Federal wolf plan open for public comment Friday
The U.S. Interior Department on Thursday said it will publish its plan to remove federal protections for wolves in the Federal Register on Friday, giving the public until mid-May to comment on the proposal.
The plan, first promised last June and announced again last week, would have the most impact on Minnesota, Wisconsin and Michigan where established populations of wolves currently exist but where a court order has retained Endangered Species Act Protections for them.
The federal plan, developed by the U.S. Fish and Wildlife Service in recent months, would “delist” wolves across all the contiguous U.S., even where they do not exist, although acts of Congress already removed federal protections for Rocky Mountain and other western wolves.
Comments on the plan must be made within 60 days of publication — by May 14. Information on the plan, called a federal rule, along with instructions on how to comment, can be found at www.fws.gov/home/wolfrecovery/.
It will be the fourth straight administration to pursue a formal wolf delisting, with each effort so far thwarted by wolf protection groups and federal courts that deemed the previous efforts improper on unwarranted.
Livestock farmers and some hunting groups support ending federal protections for wolves, saying the animals have become too numerous and their numbers need to be culled to reduce wolf-human conflicts.
Wolf supporters say that, while the animals are indeed thriving in the upper Great Lakes region, state agencies moved too fast to kill too many wolves once federal protections were withdrawn in 2012. Critics also note that wolves have not recovered across a broad portion of their original range, as the federal Endangered Species Act appears to call for.
The Fish & Wildlife Service, part of the U.S. Interior Department, has tried multiple times — through the Clinton, Bush and Obama administrations — to delist wolves in Minnesota, Wisconsin and Michigan, saying the big predators have fully recovered here after brushing with extinction in the 1960s and 1970s.
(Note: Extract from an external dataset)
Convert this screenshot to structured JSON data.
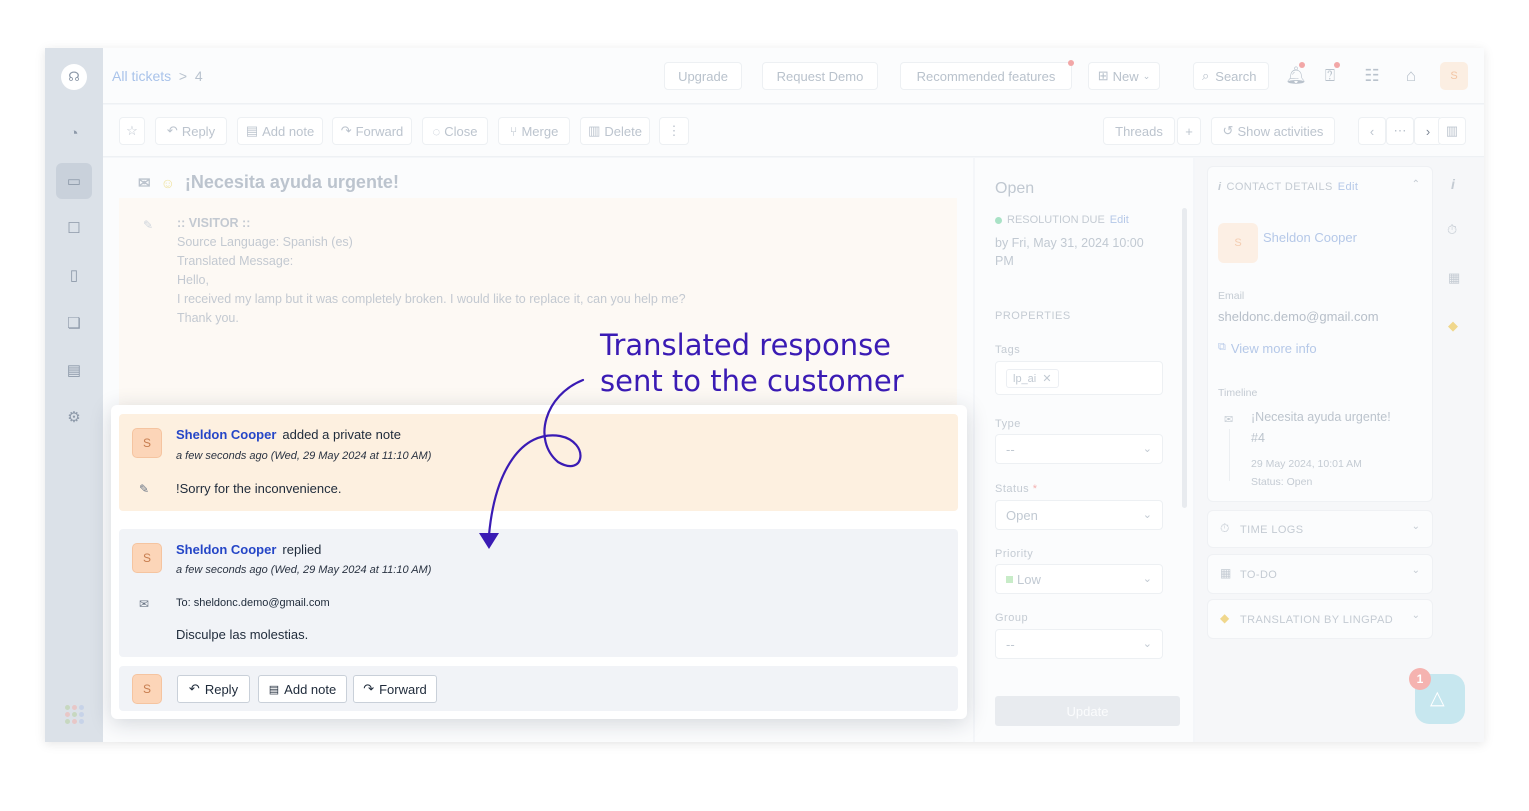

Wolves in the U.S. outside Alaska first received endangered species protections in 1975 when fewer than 1,000 remained — all of them in Northeastern Minnesota — after centuries of unregulated hunting, trapping and poisoning. Now, there are more than 5,000, mostly in the upper Great Lakes and northern Rocky Mountain west.
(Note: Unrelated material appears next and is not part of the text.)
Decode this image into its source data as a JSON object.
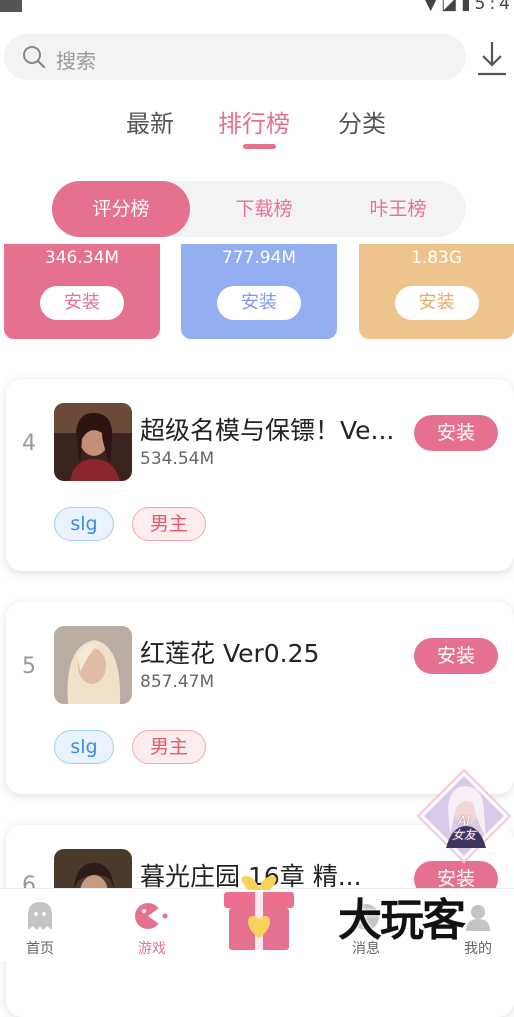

The most recent of those delisting efforts, in 2012, allowed state agencies to hold wolf trapping and hunting seasons for three years until late 2014 when a federal judge ruled that the agency had erred in taking wolves off the endangered list too soon. That decision was upheld in 2017 by a federal appeals court decision, keeping wolves protected across the region to this point.
But the Trump administration said it will take its turn at developing a broader wolf proposal that will hold up in court.
“The facts are clear and indisputable — the gray wolf no longer meets the definition of a threatened or endangered species. Today the wolf is thriving on its vast range and it is reasonable to conclude it will continue to do so in the future,” said David Bernhardt, acting U.S. Secretary of the Interior, in a statement Thursday. “Today’s action puts us one step closer to transitioning the extraordinary effort that we have invested in gray wolf recovery to other species who actually need the protections of the Endangered Species Act, leaving the states to carry on the legacy of wolf conservation.”
The proposal would not impact Mexican gray wolves, which are listed separately under the Endangered Species Act.
The renewed federal agency plan comes as efforts to pass legislation delisting wolves has repeatedly stalled and failed to pass in Congress. Recent efforts to include wolf delisting in spending bills have failed and standalone wolf bills also have stalled without final action.
The Minnesota Department of Natural Resources estimates about 2,850 wolves in the state, by far the most of any outside Alaska. The Wisconsin DNR estimates just under 1,000 with more than 500 estimated in Michigan's Upper Peninsula.